This timber frame, five bedroom dwelling house is known locally as "Uncle Bill Pynn's House." It was constructed by William Henry Pynn and Henry Bartlett in 1892 and is the oldest surviving house in Quirpon.

William Henry Pynn House, Quirpon, NL
William Henry Pynn House, Quirpon, NL
View of the side and rear façades before restoration. The William Henry Pynn House is a well-preserved example of 19th century vernacular architecture.
© 2005 Heritage Foundation of Newfoundland and Labrador

The roof boards and clapboard are fir, cut locally, as was the wood for the flooring, which was sawn by Mr. Pynn. Today, there is not a single tree left in the community. The house sits on the site of a former Pynn house, built by William Henry Pynn's grandfather, Henry Pynn. Born in 1796, he moved to Newfoundland around 1820, and was the first Englishman to settle permanently in Quirpon. The windows and some of the boards used in the current house were salvaged from the previous building.

The high pitch roof is typical for houses of the period. The back kitchen was reduced in size in the 1940s. The house originally had a verandah, or bridge which ran around two sides of the building to the north and east. One of the bedroom doors came from the wreck of the SS Beothic, a steamer which was lost on December 8, 1940, near Griquet, not far from Quirpon.
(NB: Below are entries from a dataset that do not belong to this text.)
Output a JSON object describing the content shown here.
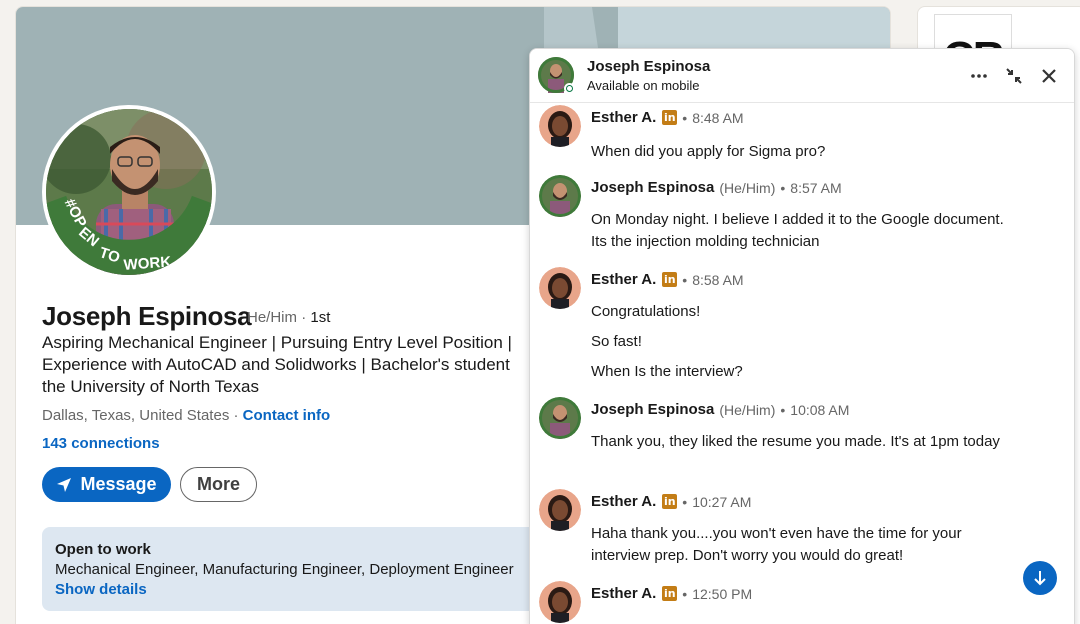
{
  "profile": {
    "name": "Joseph Espinosa",
    "pronouns": "He/Him",
    "degree": "1st",
    "headline_lines": [
      "Aspiring Mechanical Engineer | Pursuing Entry Level Position |",
      "Experience with AutoCAD and Solidworks | Bachelor's student",
      "the University of North Texas"
    ],
    "location": "Dallas, Texas, United States",
    "contact_info": "Contact info",
    "connections": "143 connections",
    "message_button": "Message",
    "more_button": "More",
    "open_to_work": {
      "title": "Open to work",
      "roles": "Mechanical Engineer, Manufacturing Engineer, Deployment Engineer",
      "link": "Show details"
    },
    "avatar_frame_text": "#OPENTOWORK"
  },
  "sidebar": {
    "logo_text": "CR"
  },
  "chat": {
    "contact_name": "Joseph Espinosa",
    "status": "Available on mobile",
    "messages": [
      {
        "sender": "Esther A.",
        "pronouns": "",
        "badge": "in",
        "time": "8:48 AM",
        "lines": [
          "When did you apply for Sigma pro?"
        ]
      },
      {
        "sender": "Joseph Espinosa",
        "pronouns": "(He/Him)",
        "badge": "",
        "time": "8:57 AM",
        "lines": [
          "On Monday night. I believe I added it to the Google document. Its the injection molding technician"
        ]
      },
      {
        "sender": "Esther A.",
        "pronouns": "",
        "badge": "in",
        "time": "8:58 AM",
        "lines": [
          "Congratulations!",
          "So fast!",
          "When Is the interview?"
        ]
      },
      {
        "sender": "Joseph Espinosa",
        "pronouns": "(He/Him)",
        "badge": "",
        "time": "10:08 AM",
        "lines": [
          "Thank you, they liked the resume you made. It's at 1pm today"
        ]
      },
      {
        "sender": "Esther A.",
        "pronouns": "",
        "badge": "in",
        "time": "10:27 AM",
        "lines": [
          "Haha thank you....you won't even have the time for your interview prep. Don't worry you would do great!"
        ]
      },
      {
        "sender": "Esther A.",
        "pronouns": "",
        "badge": "in",
        "time": "12:50 PM",
        "lines": []
      }
    ]
  },
  "colors": {
    "brand_blue": "#0a66c2",
    "online_green": "#057642",
    "banner": "#9fb2b5",
    "open_to_work_bg": "#dde7f1"
  }
}
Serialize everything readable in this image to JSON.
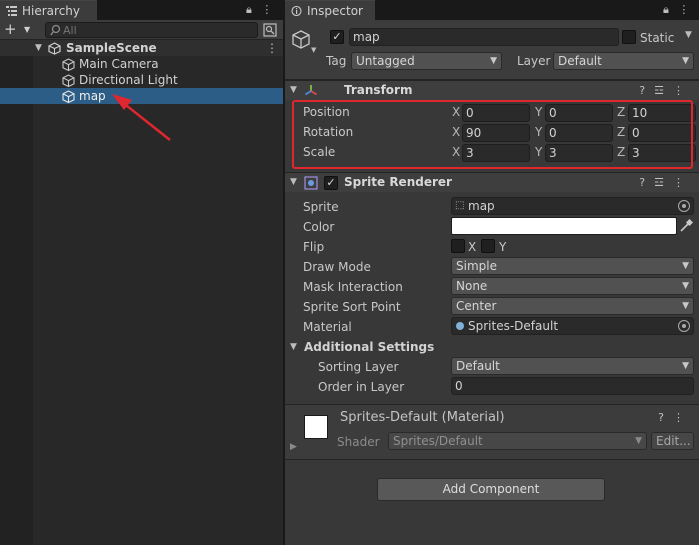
{
  "hierarchy": {
    "tab_label": "Hierarchy",
    "add_button": "+",
    "search_placeholder": "All",
    "scene": "SampleScene",
    "items": [
      {
        "label": "Main Camera"
      },
      {
        "label": "Directional Light"
      },
      {
        "label": "map",
        "selected": true
      }
    ],
    "selection_color": "#2c5d87"
  },
  "inspector": {
    "tab_label": "Inspector",
    "object_name": "map",
    "static_label": "Static",
    "tag_label": "Tag",
    "tag_value": "Untagged",
    "layer_label": "Layer",
    "layer_value": "Default",
    "transform": {
      "title": "Transform",
      "rows": [
        {
          "label": "Position",
          "x": "0",
          "y": "0",
          "z": "10"
        },
        {
          "label": "Rotation",
          "x": "90",
          "y": "0",
          "z": "0"
        },
        {
          "label": "Scale",
          "x": "3",
          "y": "3",
          "z": "3"
        }
      ],
      "axis_x": "X",
      "axis_y": "Y",
      "axis_z": "Z",
      "highlight_color": "#e0262e"
    },
    "sprite_renderer": {
      "title": "Sprite Renderer",
      "sprite_label": "Sprite",
      "sprite_value": "map",
      "color_label": "Color",
      "flip_label": "Flip",
      "flip_x": "X",
      "flip_y": "Y",
      "draw_mode_label": "Draw Mode",
      "draw_mode_value": "Simple",
      "mask_label": "Mask Interaction",
      "mask_value": "None",
      "sort_point_label": "Sprite Sort Point",
      "sort_point_value": "Center",
      "material_label": "Material",
      "material_value": "Sprites-Default",
      "additional_label": "Additional Settings",
      "sorting_layer_label": "Sorting Layer",
      "sorting_layer_value": "Default",
      "order_label": "Order in Layer",
      "order_value": "0"
    },
    "material": {
      "title": "Sprites-Default (Material)",
      "shader_label": "Shader",
      "shader_value": "Sprites/Default",
      "edit_button": "Edit..."
    },
    "add_component": "Add Component"
  }
}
The house is situated by itself in Pynn's Cove. At one time there was a large stage and wharf 200 feet to the north, with fish flakes and outbuildings. The premises also included a large bunkhouse for up to 20 sharemen who came from as far away as Trinity Bay and Bonavista Bay. For many years, the Pynns had nine codtraps in the water at the same time and worked four fishing crews.
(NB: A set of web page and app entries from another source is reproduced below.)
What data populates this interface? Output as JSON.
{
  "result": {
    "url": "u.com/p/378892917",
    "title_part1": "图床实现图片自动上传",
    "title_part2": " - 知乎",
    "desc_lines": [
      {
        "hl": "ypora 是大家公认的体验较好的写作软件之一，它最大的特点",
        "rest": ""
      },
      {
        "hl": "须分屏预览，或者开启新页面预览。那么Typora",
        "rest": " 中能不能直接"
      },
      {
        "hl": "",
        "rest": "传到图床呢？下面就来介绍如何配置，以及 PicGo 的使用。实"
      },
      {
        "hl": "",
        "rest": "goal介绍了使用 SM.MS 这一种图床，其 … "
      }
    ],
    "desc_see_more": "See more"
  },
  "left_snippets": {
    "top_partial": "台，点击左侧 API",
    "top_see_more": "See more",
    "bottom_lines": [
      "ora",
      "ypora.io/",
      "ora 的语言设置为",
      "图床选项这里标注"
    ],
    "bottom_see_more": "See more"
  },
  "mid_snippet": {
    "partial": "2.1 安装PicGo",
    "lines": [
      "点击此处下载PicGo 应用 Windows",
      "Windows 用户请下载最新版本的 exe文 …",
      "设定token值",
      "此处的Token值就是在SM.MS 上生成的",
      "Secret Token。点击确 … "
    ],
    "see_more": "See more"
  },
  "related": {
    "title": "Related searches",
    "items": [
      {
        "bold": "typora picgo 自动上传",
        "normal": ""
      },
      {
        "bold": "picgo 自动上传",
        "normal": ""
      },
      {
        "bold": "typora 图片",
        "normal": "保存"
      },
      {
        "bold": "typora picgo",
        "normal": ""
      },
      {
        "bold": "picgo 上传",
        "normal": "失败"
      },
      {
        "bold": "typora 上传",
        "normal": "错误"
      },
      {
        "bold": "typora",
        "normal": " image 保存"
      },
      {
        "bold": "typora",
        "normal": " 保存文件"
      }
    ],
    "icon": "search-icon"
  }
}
The house was known as a safe haven for visitors, including Cape Bauld's lighthouse keepers if stranded in a storm while visiting neighbouring communities. William Henry Pynn's son, Gilbert Joseph Pynn, was the only wharfinger ever appointed by the Newfoundland government for its wharf in Quirpon, and coastal boat passengers often went to visit and pass the time while waiting for their departure. Before Confederation, William Henry signalled ships into Quirpon Harbour with coloured signal flags. The flagpole used is still atop a knoll directly behind the house, and flew the Union Jack on special occasions.

In the 1920s, Dr. Wilfred Grenfell visited the property while on his way to Battle Harbour, pausing to administer medicine to a young Gilbert Joseph, then suffering a severe case of the croup. In 1929, two young girls drowned in Quirpon Harbour during Christmas, and were laid out in the living room until the water drained from their clothes, a story immortalized in Wayne Bartlett's book Grandpa, Tell Me a Story (1997).
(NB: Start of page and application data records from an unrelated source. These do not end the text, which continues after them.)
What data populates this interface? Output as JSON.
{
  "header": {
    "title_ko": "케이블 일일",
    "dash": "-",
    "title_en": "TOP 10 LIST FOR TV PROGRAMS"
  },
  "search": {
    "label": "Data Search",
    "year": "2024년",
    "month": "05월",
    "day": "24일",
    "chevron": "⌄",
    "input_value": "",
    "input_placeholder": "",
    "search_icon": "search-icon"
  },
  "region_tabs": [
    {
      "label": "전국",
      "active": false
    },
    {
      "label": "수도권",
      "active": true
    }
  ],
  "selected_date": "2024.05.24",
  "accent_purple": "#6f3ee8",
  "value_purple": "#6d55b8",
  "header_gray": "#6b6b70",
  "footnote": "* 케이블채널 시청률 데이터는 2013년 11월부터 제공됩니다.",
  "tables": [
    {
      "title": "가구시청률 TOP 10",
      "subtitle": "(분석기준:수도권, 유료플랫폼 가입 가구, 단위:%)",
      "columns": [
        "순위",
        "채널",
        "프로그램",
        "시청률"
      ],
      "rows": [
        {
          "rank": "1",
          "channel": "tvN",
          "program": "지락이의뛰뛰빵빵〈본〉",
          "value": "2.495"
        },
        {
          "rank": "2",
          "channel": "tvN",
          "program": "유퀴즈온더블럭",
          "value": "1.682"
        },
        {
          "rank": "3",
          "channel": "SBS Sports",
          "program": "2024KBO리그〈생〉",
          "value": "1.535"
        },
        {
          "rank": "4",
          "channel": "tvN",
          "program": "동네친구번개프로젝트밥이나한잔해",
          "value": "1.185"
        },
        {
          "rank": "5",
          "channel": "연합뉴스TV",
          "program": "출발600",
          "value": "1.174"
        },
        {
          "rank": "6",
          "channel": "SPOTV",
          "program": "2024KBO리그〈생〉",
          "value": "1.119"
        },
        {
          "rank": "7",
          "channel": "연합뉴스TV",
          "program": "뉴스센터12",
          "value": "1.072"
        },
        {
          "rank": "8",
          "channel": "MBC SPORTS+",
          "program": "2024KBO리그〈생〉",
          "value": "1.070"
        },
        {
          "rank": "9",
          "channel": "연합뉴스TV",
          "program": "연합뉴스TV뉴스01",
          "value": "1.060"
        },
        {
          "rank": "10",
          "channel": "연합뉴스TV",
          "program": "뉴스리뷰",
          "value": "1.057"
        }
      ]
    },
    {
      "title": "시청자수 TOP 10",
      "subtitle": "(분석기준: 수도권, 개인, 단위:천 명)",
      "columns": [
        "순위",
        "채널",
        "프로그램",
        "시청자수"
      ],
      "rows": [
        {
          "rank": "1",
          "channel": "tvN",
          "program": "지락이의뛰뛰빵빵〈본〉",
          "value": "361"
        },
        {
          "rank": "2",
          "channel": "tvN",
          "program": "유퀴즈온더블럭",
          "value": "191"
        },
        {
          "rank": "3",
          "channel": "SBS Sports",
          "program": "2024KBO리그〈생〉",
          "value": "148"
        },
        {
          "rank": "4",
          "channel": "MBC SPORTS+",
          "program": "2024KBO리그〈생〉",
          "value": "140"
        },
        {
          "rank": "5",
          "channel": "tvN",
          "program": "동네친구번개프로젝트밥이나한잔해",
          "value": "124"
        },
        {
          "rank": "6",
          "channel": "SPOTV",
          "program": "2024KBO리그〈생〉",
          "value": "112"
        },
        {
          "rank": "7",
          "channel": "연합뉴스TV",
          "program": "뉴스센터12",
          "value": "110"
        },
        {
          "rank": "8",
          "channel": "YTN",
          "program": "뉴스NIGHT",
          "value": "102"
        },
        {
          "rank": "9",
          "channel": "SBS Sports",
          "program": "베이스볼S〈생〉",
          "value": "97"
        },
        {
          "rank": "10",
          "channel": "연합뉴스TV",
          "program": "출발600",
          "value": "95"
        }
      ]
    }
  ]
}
The building housed the first post office and the first telephone in Quirpon. The Pynns also had one of the first battery-operated radios in the community. According to local tradition, the radio was such a novelty that people would gather at the house to listen even when there was no reception, quite content to sit and listen to static.

The present owner, John Pynn, is the grandson of William Henry. The building is remarkable for its age, and is one of the older buildings remaining along that portion of the Northern Peninsula. The building was designated as a Registered Heritage Structure by the Heritage Foundation of Newfoundland and Labrador on September 15, 2001.

Registered Heritage Structures Table of Contents

Also view William Henry Pynn House Registered Heritage Structure on the Heritage Foundation of Newfoundland and Labrador web site. The Newfoundland and Labrador Heritage Web Site has on its site only a portion of the registered heritage structures in Newfoundland and Labrador. To view a complete list or search for a particular structure visit the Heritage Foundation's Property Search page.